→ **Exercise**:
Your answer must be the exact lines from the one holding "Decode this image" through the final line of the records below, both included, and nothing more.

——

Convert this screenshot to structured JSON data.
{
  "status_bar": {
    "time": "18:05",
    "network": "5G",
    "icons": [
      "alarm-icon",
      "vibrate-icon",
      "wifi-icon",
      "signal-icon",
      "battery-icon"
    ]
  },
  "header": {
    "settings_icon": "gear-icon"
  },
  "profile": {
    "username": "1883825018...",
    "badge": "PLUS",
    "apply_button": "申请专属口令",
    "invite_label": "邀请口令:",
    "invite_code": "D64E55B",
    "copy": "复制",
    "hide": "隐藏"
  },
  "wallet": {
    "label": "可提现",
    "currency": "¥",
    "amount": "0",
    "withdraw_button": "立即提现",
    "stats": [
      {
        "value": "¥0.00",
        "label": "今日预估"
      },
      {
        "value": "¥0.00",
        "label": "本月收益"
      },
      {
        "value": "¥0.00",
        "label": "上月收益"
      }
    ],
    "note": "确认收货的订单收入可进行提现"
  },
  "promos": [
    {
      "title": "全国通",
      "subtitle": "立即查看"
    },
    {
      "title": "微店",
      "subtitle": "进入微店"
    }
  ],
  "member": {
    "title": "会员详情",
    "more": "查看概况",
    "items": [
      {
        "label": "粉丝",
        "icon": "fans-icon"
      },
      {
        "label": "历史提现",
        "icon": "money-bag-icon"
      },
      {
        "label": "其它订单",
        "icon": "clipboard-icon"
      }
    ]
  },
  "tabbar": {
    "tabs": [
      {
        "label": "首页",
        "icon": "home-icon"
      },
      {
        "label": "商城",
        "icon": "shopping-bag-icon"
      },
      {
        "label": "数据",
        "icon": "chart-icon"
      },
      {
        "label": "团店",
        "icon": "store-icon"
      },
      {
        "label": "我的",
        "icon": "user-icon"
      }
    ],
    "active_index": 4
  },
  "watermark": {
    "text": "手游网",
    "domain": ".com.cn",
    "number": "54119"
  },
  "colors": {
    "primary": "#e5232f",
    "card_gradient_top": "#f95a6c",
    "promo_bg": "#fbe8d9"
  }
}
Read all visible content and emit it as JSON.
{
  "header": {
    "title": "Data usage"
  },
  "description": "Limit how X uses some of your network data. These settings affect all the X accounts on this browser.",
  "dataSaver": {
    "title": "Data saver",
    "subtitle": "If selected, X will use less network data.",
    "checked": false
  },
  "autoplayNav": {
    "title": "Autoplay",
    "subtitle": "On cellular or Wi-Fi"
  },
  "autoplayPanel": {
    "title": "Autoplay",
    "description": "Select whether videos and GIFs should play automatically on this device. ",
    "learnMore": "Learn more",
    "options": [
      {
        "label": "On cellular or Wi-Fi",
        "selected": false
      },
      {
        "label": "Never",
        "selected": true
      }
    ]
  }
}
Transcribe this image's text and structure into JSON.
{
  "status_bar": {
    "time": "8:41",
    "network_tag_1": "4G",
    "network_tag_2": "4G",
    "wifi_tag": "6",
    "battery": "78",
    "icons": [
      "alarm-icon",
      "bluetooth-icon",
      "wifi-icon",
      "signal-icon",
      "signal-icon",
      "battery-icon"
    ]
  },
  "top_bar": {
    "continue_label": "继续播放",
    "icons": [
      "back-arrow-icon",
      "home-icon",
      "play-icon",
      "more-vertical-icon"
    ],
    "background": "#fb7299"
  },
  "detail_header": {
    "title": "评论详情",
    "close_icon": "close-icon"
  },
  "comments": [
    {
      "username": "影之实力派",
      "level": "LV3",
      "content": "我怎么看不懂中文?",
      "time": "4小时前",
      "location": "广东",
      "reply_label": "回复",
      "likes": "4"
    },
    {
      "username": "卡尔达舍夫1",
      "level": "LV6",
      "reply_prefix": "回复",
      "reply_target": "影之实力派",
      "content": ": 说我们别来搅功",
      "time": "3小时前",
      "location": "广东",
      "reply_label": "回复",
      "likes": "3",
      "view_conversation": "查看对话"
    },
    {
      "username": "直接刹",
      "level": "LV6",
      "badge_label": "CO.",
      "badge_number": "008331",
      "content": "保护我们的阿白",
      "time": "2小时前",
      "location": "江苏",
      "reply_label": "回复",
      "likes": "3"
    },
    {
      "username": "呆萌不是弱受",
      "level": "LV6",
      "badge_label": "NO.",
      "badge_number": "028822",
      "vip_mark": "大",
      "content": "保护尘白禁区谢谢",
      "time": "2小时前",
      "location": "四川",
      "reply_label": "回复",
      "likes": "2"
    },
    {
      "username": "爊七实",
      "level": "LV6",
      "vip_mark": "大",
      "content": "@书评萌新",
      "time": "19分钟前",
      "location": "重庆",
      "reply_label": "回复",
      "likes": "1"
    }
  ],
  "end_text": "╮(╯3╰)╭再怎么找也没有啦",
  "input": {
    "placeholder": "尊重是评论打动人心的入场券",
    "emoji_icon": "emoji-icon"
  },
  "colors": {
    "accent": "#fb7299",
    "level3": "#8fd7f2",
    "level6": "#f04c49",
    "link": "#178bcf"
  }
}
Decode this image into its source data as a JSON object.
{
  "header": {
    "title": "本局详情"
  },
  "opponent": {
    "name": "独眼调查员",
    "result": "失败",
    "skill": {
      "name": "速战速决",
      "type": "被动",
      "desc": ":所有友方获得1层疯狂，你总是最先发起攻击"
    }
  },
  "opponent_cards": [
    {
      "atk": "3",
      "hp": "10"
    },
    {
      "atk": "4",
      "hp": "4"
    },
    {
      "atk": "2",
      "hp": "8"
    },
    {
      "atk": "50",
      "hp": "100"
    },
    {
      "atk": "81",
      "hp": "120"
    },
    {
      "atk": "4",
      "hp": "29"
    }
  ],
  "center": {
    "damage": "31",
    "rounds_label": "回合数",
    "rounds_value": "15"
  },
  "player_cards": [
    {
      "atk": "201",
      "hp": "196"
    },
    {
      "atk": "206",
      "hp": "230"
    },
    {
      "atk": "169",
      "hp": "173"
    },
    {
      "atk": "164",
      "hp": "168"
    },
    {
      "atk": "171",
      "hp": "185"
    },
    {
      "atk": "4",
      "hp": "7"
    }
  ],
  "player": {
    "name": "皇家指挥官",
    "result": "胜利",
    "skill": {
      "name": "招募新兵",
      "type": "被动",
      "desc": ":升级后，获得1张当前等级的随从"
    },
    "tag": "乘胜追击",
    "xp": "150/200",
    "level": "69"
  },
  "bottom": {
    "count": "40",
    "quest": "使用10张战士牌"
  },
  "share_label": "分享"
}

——

→ **Output for this exercise**:
Decode this image into its source data as a JSON object.
{
  "header": {
    "title": "本局详情"
  },
  "opponent": {
    "name": "独眼调查员",
    "result": "失败",
    "skill": {
      "name": "速战速决",
      "type": "被动",
      "desc": ":所有友方获得1层疯狂，你总是最先发起攻击"
    }
  },
  "opponent_cards": [
    {
      "atk": "3",
      "hp": "10"
    },
    {
      "atk": "4",
      "hp": "4"
    },
    {
      "atk": "2",
      "hp": "8"
    },
    {
      "atk": "50",
      "hp": "100"
    },
    {
      "atk": "81",
      "hp": "120"
    },
    {
      "atk": "4",
      "hp": "29"
    }
  ],
  "center": {
    "damage": "31",
    "rounds_label": "回合数",
    "rounds_value": "15"
  },
  "player_cards": [
    {
      "atk": "201",
      "hp": "196"
    },
    {
      "atk": "206",
      "hp": "230"
    },
    {
      "atk": "169",
      "hp": "173"
    },
    {
      "atk": "164",
      "hp": "168"
    },
    {
      "atk": "171",
      "hp": "185"
    },
    {
      "atk": "4",
      "hp": "7"
    }
  ],
  "player": {
    "name": "皇家指挥官",
    "result": "胜利",
    "skill": {
      "name": "招募新兵",
      "type": "被动",
      "desc": ":升级后，获得1张当前等级的随从"
    },
    "tag": "乘胜追击",
    "xp": "150/200",
    "level": "69"
  },
  "bottom": {
    "count": "40",
    "quest": "使用10张战士牌"
  },
  "share_label": "分享"
}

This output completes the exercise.